Doctors didn't go into medicine to treat consumers. They were never asked "why do you want to be a provider?" when applying to medical school. Patients, similarly, want to be treated as human beings, not like customers at a kiosk. Unfortunately, this phenomenon highlights the suffering doctor-patient relationship and portends a poor trajectory for modern medicine.
The simple truth is that doctors want to treat and patients want to be treated. While there exist individuals in every profession with misaligned interests, an overwhelming majority of physicians didn't rack up thousands of dollars in debt and forego the majority of their youth studying "how to provide for consumers." Why did we start using the terms consumers and providers, and what does this mean for the doctor-patient relationship?
The change in terminology is an unfortunate consequence of the change in perception of the health care industry. Twenty years ago, before spiraling costs and patient complaints came to the surface, medicine was a standalone entity distinct from "business." Today, health care has unfortunately earned notoriety for being the nation's most costly industry in desperate need of an overhaul.
With the re-cataloging of medicine as a business, the field has opened up to the application of standard business administration principles from executive leadership. The first step was to identify the players and their respective roles within the system. We unanimously believed patients to be the consumers and physicians to be the providers. This is where we went wrong.
For the health care worker, day-to-day practice and activities are centered wholly on the patient. This perspective leads to excellent individualized care - the very same world-class care that brings patients from around the world to the best American hospitals - but not necessarily appropriate systems-based care. Thus, when leadership asked health care professionals to identify who the "consumers" and the "providers" were, it was understandable but hasty when we cemented patients as the consumers and physicians as the providers. Day-to-day and systems-based roles are not always the same.
Two fundamental problems arise as a result of this mislabeling. First, we overstate the physician's ability to impact systems-based metrics like cost and outcomes resulting in misguided and prohibitive regulations of day-to-day practice. Second, we dehumanize the patient condition and run the risk of failing to act in his or her best interest. Together these two trends sap the doctor-patient relationship.

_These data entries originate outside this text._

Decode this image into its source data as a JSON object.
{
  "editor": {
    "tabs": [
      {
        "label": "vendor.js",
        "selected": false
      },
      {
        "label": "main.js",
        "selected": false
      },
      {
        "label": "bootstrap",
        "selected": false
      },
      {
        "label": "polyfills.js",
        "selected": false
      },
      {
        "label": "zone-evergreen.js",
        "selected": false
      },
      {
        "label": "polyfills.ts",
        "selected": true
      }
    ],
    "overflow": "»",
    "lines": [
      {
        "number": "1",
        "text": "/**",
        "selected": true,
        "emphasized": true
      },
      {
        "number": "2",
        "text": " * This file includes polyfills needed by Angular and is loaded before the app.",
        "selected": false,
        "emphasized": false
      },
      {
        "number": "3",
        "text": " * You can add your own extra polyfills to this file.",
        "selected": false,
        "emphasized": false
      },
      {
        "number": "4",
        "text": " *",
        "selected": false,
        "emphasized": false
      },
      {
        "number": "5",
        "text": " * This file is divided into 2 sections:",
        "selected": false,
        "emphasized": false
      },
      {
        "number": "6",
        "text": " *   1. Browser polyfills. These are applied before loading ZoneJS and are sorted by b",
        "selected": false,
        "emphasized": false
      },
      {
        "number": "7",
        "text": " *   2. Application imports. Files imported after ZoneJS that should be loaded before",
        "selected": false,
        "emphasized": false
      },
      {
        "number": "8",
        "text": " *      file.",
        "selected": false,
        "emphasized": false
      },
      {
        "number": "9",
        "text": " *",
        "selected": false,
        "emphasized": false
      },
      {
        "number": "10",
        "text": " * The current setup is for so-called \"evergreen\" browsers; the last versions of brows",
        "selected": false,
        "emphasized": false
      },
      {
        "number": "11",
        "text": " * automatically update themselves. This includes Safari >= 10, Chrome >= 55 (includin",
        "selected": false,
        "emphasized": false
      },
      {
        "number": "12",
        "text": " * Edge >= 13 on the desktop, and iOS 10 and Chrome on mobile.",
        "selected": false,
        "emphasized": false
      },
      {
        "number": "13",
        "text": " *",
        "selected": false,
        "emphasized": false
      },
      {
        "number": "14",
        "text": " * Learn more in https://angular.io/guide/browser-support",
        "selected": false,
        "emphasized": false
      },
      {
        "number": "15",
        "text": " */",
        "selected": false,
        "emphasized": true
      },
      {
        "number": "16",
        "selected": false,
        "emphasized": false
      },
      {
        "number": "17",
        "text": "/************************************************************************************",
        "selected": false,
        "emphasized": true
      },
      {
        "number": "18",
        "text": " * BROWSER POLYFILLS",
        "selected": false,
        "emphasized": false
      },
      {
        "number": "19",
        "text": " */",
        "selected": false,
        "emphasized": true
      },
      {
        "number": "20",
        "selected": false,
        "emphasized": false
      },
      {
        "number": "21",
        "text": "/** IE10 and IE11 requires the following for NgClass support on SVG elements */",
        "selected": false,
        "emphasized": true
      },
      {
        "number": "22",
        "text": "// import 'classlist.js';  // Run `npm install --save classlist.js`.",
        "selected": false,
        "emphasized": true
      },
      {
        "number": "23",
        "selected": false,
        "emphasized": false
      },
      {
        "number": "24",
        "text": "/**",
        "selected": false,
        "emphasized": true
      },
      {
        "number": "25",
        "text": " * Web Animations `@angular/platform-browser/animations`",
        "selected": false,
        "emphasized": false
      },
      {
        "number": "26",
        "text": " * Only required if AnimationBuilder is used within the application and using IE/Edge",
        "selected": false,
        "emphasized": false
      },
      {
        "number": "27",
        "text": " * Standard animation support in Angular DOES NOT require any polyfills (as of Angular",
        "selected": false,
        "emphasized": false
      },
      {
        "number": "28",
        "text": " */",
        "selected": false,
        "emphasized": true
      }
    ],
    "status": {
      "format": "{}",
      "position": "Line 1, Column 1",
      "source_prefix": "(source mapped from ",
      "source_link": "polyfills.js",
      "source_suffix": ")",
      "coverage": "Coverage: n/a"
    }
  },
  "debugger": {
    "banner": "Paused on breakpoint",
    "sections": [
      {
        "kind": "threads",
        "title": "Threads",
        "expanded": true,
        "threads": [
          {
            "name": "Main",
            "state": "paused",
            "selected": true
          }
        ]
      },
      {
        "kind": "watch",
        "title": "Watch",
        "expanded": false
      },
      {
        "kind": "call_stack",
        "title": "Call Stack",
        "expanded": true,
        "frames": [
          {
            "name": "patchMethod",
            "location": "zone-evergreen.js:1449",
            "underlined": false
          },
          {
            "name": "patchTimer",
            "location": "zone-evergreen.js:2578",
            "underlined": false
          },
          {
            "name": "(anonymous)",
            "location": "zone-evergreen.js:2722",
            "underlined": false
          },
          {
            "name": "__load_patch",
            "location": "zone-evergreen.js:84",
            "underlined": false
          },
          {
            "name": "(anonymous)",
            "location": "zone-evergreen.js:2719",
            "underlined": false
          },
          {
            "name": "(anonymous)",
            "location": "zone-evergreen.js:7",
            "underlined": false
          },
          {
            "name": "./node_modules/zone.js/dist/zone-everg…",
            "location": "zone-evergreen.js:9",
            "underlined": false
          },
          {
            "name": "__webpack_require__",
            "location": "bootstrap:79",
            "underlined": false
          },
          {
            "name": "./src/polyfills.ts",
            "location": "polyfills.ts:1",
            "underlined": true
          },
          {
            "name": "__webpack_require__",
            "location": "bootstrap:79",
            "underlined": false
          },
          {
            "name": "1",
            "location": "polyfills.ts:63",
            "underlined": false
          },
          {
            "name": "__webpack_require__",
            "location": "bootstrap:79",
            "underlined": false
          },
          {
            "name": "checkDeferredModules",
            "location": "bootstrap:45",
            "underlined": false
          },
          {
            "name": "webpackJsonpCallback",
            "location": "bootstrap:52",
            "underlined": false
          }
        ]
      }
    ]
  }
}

While the physician does quarterback the delivery of medical care, this is vastly different from quarterbacking system care. Numerous system-related factors extrinsic to the physician must be in place to actually practice medicine. From physical facilities and diagnostic tools to basic electronic health record software, many factors must be aligned for a physician to perform the job. Compared to the "provider" in a traditional business sense, physicians are in far less control of the environment with which they administer care. Furthermore, the "provider" label has permitted the unexpected consequence of suffocating physician oversight and regulation in day-to-day care. Bearing the burden of being a provider comes with the administrative responsibility of documenting patient encounters in complex detail, attributing obscure billing codes, and constantly adapting to software systems with less "meaningful use" than the next. These distracting factors have come at the expense of individualized care.
While it is difficult to swallow that we have chosen quantity over quality care without overwhelming evidence in favor of this approach, a greater concern is a loss of patient empathy with the term "consumer." Today, many young physicians are incentivized to average eight minutes or less with the patient. For many, these eight minutes have become more like a Genius Bar appointment at the Apple Store with attention split between the patient and a checkbox list of questions on a screen. A troubling corollary in this consumer-centric approach is administering care with the belief that the "customer is always right." This philosophy does not translate in medicine since not all patients are familiar with their options; thus, arriving at decisions together as a team is vital in maintaining a successful patient-physician relationship.
Health care in the United States has earned its reputation for leaving patients, physicians, and governments dissatisfied, bankrupt, or both. Reform has facilitated political and administrative changes to address the seemingly endless list of issues, but one underlying problem still contributing to broad dissatisfaction is the diminished doctor-patient relationship. The root cause for this recent strain stems from poor identification of system-level roles. As such, we must redefine how we view all of health care's players and refrain from referring to our physicians as "providers" and our patients as "consumers."
Both patients and physicians are at the mercy of external factors to achieve their goals of recovering and treating, respectively. Thus, both deserve to be labeled "consumers" and be treated as such. Since "providers" in the traditional sense establish the boundaries for what customers receive, federal regulations and health payers deserve this role as the true determinants of what patients and physicians can or cannot do.
The first step in revamping American medicine requires an intimate understanding of the players, their roles, and more importantly their system-level capabilities. To date, overvaluing physician impact and undervaluing the patient condition has snowballed into a prohibitive culture in day-to-day medicine that distracts us from addressing systemic flaws and preserving the sacred doctor-patient relationship.